_What this task involves_
Search the entries for the string "mention" and give the number of lines that hold it, nothing more.
======== Data
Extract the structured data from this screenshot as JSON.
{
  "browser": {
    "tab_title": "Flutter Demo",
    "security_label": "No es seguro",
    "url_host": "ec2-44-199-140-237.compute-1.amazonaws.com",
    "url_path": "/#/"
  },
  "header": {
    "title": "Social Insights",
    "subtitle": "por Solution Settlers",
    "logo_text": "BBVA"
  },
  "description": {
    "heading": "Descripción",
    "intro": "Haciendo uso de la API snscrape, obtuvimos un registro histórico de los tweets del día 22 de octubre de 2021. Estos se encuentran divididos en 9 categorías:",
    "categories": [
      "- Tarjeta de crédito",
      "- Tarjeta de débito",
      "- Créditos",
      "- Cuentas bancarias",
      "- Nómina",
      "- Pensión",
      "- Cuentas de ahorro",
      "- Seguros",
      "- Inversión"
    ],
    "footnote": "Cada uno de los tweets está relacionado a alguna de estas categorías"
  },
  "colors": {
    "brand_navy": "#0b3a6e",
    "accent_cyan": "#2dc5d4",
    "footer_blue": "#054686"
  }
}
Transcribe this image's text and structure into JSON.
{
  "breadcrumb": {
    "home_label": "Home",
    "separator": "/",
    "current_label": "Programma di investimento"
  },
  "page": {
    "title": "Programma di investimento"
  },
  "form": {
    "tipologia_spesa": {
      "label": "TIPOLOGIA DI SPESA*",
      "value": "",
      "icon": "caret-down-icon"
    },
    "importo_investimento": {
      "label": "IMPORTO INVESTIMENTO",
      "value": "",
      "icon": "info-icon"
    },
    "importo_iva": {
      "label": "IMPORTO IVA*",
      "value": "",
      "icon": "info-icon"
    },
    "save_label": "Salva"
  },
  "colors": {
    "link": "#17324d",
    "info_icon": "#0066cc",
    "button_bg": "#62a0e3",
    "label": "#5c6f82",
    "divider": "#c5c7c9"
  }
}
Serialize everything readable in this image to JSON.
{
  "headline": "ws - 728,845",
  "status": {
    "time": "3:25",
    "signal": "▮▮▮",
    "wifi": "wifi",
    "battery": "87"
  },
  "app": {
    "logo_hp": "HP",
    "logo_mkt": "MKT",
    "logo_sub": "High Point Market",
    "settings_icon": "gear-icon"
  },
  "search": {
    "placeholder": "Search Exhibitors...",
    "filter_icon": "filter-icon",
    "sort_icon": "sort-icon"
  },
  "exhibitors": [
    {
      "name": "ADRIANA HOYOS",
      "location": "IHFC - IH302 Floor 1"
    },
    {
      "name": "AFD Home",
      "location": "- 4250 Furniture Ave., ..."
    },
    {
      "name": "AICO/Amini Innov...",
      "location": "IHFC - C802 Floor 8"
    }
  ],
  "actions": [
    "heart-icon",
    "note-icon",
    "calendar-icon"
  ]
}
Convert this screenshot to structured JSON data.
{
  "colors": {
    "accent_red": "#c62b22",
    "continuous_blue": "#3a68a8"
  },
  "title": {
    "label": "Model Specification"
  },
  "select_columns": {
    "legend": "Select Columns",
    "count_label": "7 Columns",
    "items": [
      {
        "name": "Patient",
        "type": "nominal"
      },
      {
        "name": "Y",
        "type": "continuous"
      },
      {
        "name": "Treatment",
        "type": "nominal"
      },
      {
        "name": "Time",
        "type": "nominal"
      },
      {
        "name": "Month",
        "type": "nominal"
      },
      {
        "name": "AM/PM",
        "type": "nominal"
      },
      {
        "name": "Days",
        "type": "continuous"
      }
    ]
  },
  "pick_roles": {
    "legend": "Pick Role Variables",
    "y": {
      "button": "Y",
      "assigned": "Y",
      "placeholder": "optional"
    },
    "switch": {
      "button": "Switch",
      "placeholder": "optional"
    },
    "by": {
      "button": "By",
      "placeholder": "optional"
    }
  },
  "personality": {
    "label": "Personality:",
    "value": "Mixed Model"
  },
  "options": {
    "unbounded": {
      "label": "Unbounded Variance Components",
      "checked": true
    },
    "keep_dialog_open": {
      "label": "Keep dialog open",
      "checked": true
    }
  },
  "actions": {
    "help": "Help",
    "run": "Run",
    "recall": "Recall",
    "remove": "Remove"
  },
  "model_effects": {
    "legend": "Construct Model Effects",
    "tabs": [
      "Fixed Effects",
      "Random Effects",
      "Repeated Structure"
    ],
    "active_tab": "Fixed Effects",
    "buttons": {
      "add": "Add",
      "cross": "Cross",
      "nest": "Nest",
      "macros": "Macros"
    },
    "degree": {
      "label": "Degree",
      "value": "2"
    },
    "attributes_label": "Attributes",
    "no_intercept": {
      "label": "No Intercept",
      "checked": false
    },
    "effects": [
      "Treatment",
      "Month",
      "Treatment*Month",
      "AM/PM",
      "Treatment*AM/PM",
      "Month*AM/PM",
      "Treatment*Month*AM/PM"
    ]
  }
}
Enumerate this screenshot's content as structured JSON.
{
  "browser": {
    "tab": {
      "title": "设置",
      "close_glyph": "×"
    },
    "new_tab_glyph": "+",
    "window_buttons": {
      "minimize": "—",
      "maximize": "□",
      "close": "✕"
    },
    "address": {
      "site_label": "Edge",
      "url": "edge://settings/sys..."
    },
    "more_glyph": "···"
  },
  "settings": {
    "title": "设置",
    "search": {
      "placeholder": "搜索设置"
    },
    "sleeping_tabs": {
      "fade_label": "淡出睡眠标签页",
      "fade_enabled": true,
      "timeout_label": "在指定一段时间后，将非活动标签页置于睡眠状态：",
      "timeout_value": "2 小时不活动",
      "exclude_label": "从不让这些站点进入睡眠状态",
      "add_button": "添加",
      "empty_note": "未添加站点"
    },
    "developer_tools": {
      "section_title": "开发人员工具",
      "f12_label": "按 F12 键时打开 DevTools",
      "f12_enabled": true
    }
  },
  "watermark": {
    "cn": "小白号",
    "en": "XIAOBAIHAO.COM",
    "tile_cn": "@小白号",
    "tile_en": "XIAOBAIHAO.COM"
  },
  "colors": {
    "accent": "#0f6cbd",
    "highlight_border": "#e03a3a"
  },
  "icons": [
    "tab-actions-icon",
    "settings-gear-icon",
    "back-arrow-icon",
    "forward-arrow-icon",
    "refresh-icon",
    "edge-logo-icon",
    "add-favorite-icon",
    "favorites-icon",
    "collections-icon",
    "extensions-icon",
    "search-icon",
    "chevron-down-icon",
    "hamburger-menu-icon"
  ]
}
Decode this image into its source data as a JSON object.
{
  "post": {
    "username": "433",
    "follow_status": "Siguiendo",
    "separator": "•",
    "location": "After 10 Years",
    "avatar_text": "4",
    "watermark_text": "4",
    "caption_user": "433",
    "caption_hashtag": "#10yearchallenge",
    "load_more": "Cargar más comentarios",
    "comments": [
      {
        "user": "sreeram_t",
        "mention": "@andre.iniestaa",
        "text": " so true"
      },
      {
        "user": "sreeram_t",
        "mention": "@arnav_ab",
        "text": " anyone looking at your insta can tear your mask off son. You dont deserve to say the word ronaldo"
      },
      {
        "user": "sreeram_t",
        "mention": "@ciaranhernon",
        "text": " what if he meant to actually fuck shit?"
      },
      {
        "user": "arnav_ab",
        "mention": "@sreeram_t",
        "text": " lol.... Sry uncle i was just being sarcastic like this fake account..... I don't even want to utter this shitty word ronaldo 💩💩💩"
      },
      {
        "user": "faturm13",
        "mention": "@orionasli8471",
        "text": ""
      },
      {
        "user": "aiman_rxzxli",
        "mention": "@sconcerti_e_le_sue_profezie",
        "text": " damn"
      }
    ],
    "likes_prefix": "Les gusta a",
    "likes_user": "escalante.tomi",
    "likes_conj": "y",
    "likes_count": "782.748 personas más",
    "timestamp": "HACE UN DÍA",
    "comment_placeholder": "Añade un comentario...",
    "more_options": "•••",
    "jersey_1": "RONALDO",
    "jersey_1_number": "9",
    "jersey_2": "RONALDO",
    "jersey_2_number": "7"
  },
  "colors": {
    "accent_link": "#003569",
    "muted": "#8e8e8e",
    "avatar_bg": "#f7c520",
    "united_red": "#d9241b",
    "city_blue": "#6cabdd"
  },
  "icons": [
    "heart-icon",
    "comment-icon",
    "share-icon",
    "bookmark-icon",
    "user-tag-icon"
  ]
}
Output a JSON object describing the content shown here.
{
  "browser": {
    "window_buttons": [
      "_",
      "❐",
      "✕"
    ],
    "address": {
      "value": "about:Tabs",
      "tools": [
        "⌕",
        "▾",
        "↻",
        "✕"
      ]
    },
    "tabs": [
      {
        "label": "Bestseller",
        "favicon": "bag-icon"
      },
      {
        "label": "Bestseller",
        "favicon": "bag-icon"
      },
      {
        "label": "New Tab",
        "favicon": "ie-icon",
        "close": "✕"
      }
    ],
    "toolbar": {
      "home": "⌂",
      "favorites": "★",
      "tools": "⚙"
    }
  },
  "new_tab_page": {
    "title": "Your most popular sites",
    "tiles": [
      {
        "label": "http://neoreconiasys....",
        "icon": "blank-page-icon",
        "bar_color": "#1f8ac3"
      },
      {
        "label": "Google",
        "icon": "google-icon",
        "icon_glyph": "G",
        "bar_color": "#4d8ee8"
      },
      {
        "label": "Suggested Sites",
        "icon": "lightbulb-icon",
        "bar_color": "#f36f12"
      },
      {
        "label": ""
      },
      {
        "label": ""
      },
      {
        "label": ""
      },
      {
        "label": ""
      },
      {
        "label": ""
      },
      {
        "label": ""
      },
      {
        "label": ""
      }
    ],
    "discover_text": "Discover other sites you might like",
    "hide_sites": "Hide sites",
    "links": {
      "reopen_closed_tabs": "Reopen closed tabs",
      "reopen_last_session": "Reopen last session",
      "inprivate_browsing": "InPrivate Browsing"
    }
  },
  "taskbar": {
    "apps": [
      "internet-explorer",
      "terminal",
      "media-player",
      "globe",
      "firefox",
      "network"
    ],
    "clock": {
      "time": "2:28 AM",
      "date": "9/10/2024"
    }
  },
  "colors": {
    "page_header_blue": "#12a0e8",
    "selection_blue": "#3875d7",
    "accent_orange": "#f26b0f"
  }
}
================
_Task response_
6